Stored entries:
————————

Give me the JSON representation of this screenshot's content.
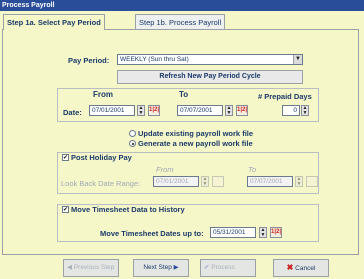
{
  "window": {
    "title": "Process Payroll"
  },
  "tabs": [
    {
      "label": "Step 1a. Select Pay Period"
    },
    {
      "label": "Step 1b. Process Payroll"
    }
  ],
  "pay_period": {
    "label": "Pay Period:",
    "selected": "WEEKLY (Sun thru Sat)",
    "refresh_label": "Refresh New Pay Period Cycle"
  },
  "dates": {
    "from_label": "From",
    "to_label": "To",
    "date_label": "Date:",
    "from_value": "07/01/2001",
    "to_value": "07/07/2001",
    "calendar_glyph": "1|2|",
    "prepaid_label": "# Prepaid Days",
    "prepaid_value": "0"
  },
  "payroll_file": {
    "option_update": "Update existing payroll work file",
    "option_generate": "Generate a new payroll work file",
    "selected": "generate"
  },
  "holiday": {
    "checkbox_label": "Post Holiday Pay",
    "checked": true,
    "from_label": "From",
    "to_label": "To",
    "range_label": "Look Back Date Range:",
    "from_value": "07/01/2001",
    "to_value": "07/07/2001"
  },
  "timesheet": {
    "checkbox_label": "Move Timesheet Data to History",
    "checked": true,
    "move_label": "Move Timesheet Dates up to:",
    "move_value": "05/31/2001"
  },
  "footer": {
    "previous_label": "Previous Step",
    "next_label": "Next Step",
    "process_label": "Process",
    "cancel_label": "Cancel"
  },
  "colors": {
    "titlebar": "#2a4d9a",
    "panel_bg": "#f6f7c8",
    "label_text": "#1a3a6a",
    "cancel_x": "#cc2222",
    "next_arrow": "#2a4d9a"
  }
}
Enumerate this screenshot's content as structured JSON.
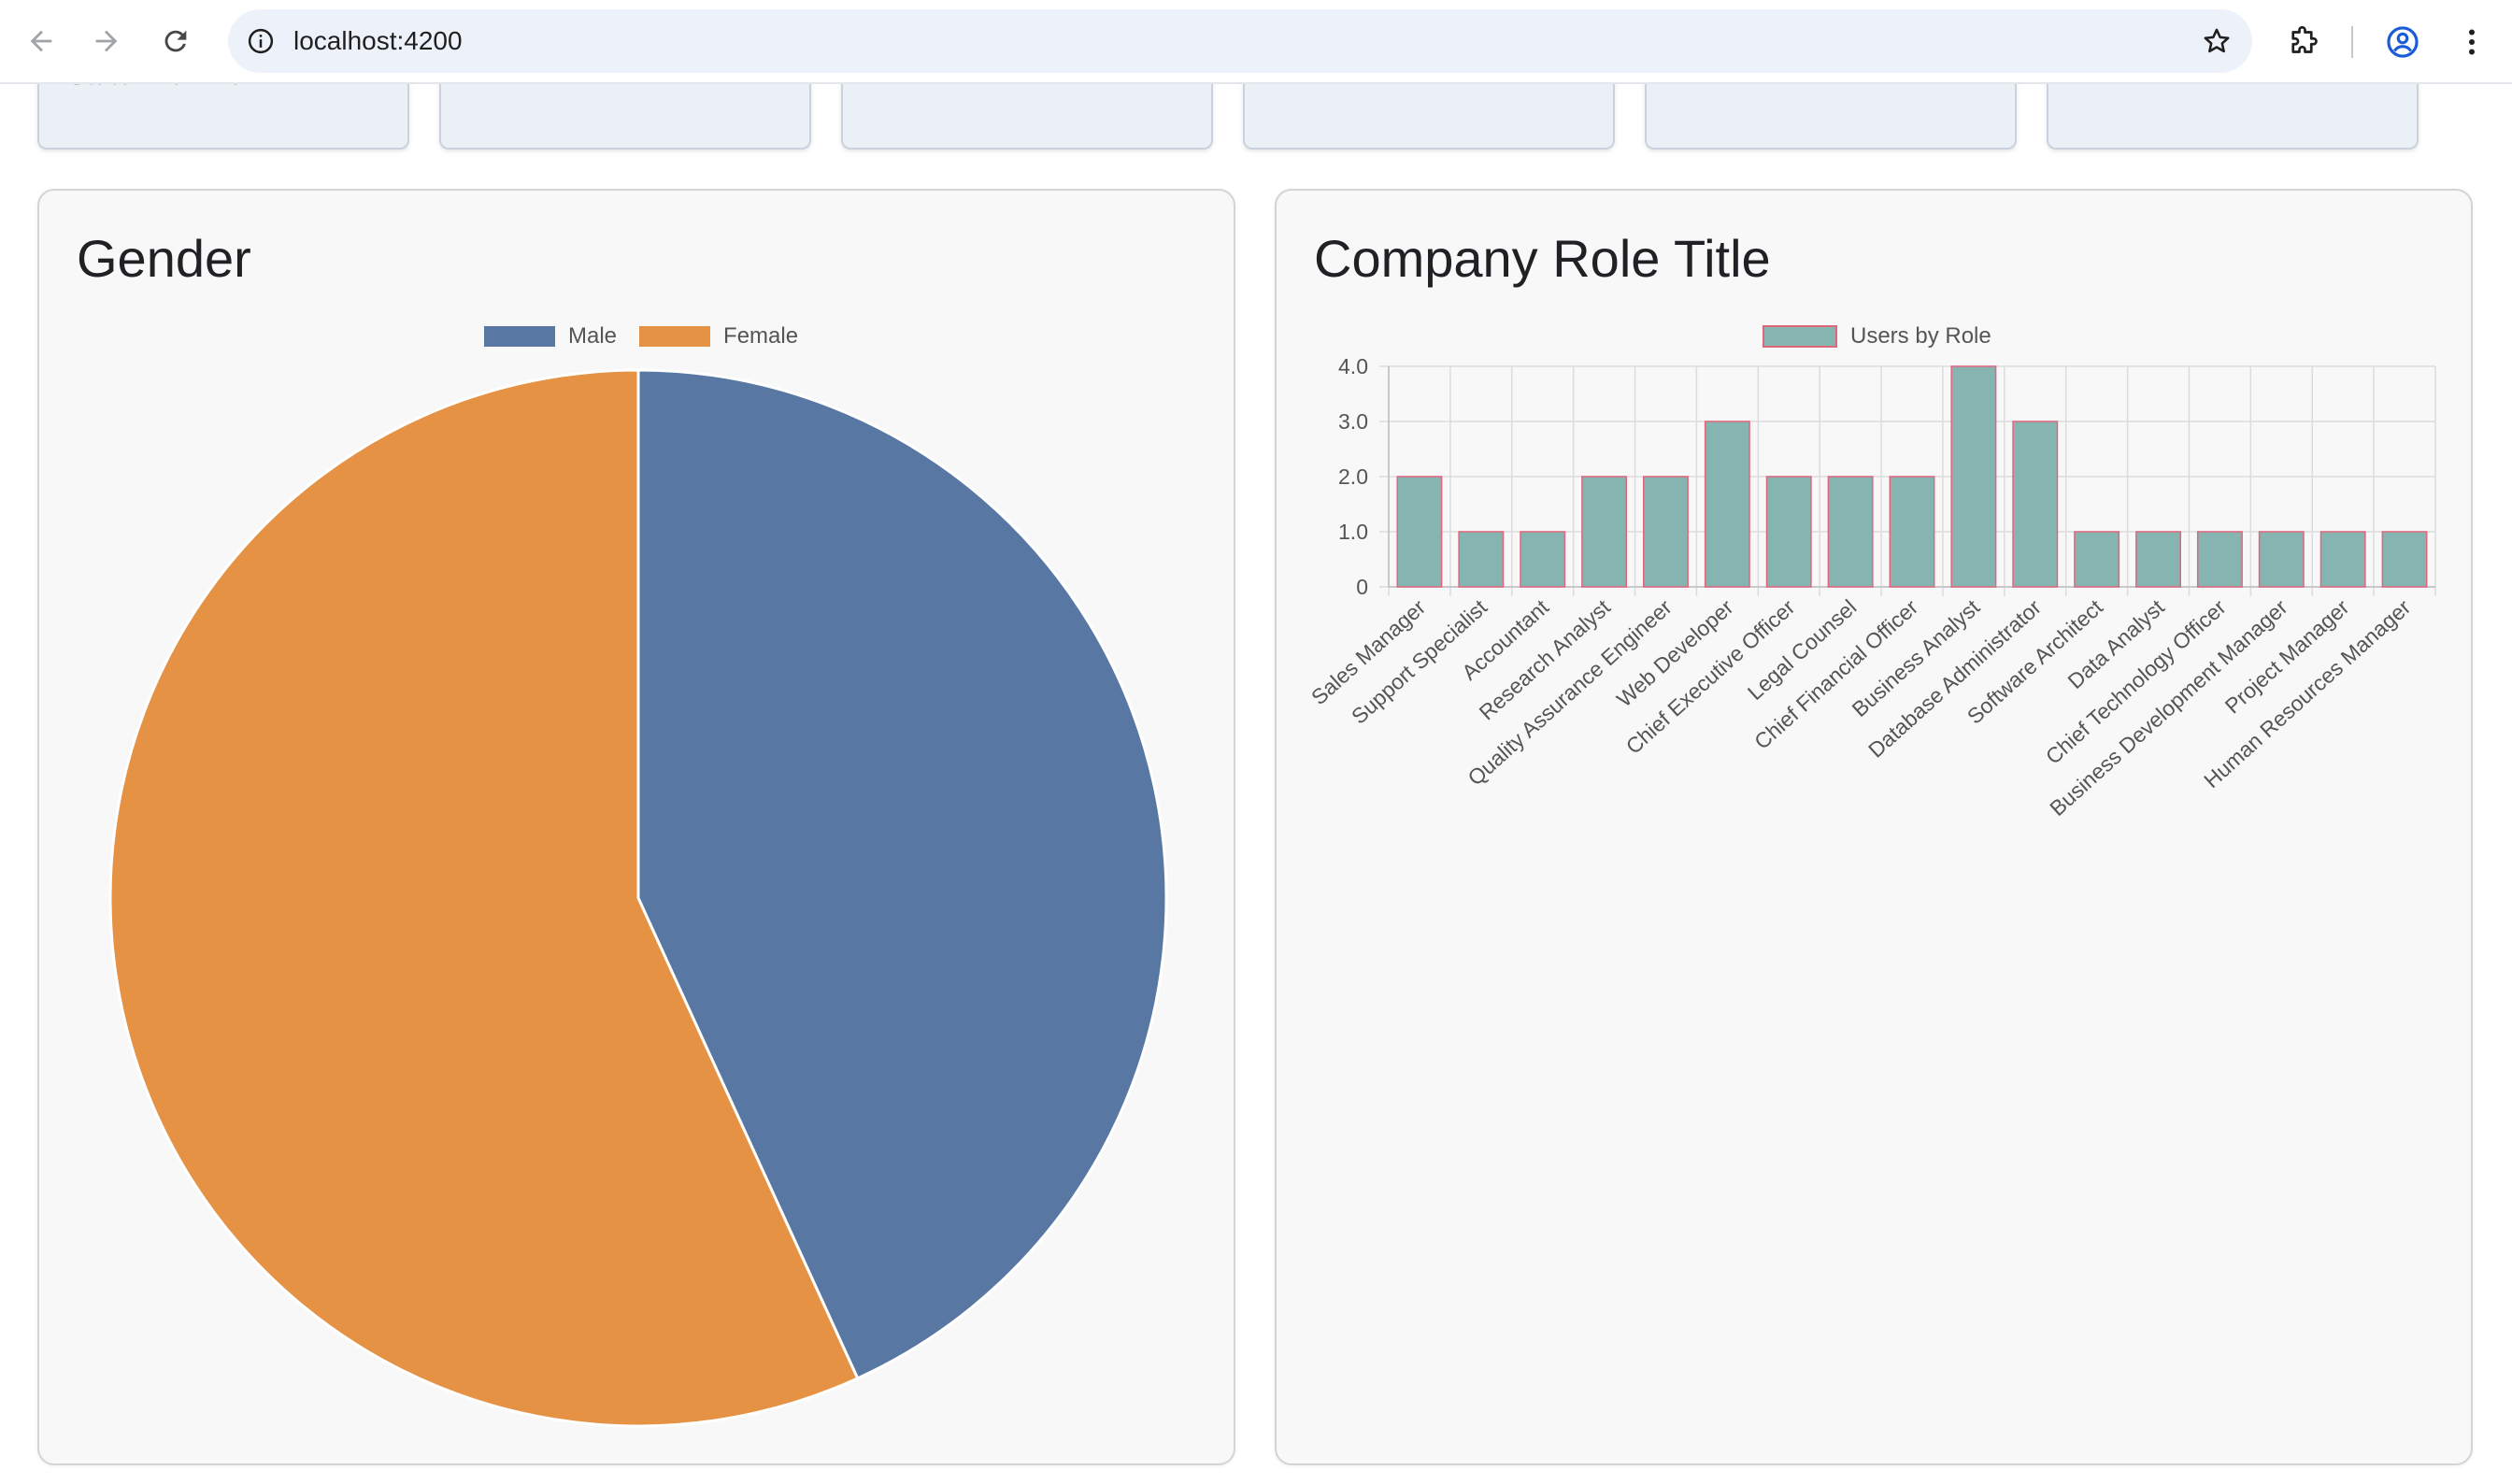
{
  "browser": {
    "url": "localhost:4200"
  },
  "stat_cards": [
    {
      "clipped_text": "State: New York"
    },
    {
      "clipped_text": ""
    },
    {
      "clipped_text": ""
    },
    {
      "clipped_text": ""
    },
    {
      "clipped_text": ""
    },
    {
      "clipped_text": ""
    }
  ],
  "colors": {
    "male": "#5878a3",
    "female": "#e59244",
    "bar_fill": "#86b4b1",
    "bar_border": "#e0667d"
  },
  "gender_panel": {
    "title": "Gender"
  },
  "role_panel": {
    "title": "Company Role Title"
  },
  "chart_data": [
    {
      "type": "pie",
      "title": "Gender",
      "categories": [
        "Male",
        "Female"
      ],
      "values": [
        19,
        25
      ],
      "legend": "top"
    },
    {
      "type": "bar",
      "title": "Company Role Title",
      "series": [
        {
          "name": "Users by Role",
          "values": [
            2,
            1,
            1,
            2,
            2,
            3,
            2,
            2,
            2,
            4,
            3,
            1,
            1,
            1,
            1,
            1,
            1
          ]
        }
      ],
      "categories": [
        "Sales Manager",
        "Support Specialist",
        "Accountant",
        "Research Analyst",
        "Quality Assurance Engineer",
        "Web Developer",
        "Chief Executive Officer",
        "Legal Counsel",
        "Chief Financial Officer",
        "Business Analyst",
        "Database Administrator",
        "Software Architect",
        "Data Analyst",
        "Chief Technology Officer",
        "Business Development Manager",
        "Project Manager",
        "Human Resources Manager"
      ],
      "yticks": [
        "0",
        "1.0",
        "2.0",
        "3.0",
        "4.0"
      ],
      "ylim": [
        0,
        4
      ],
      "grid": true,
      "legend": "top"
    }
  ]
}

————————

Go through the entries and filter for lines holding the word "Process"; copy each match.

▸ **Exercise response**:
    "title": "Process Payroll"
      "label": "Step 1b. Process Payroll"
    "process_label": "Process",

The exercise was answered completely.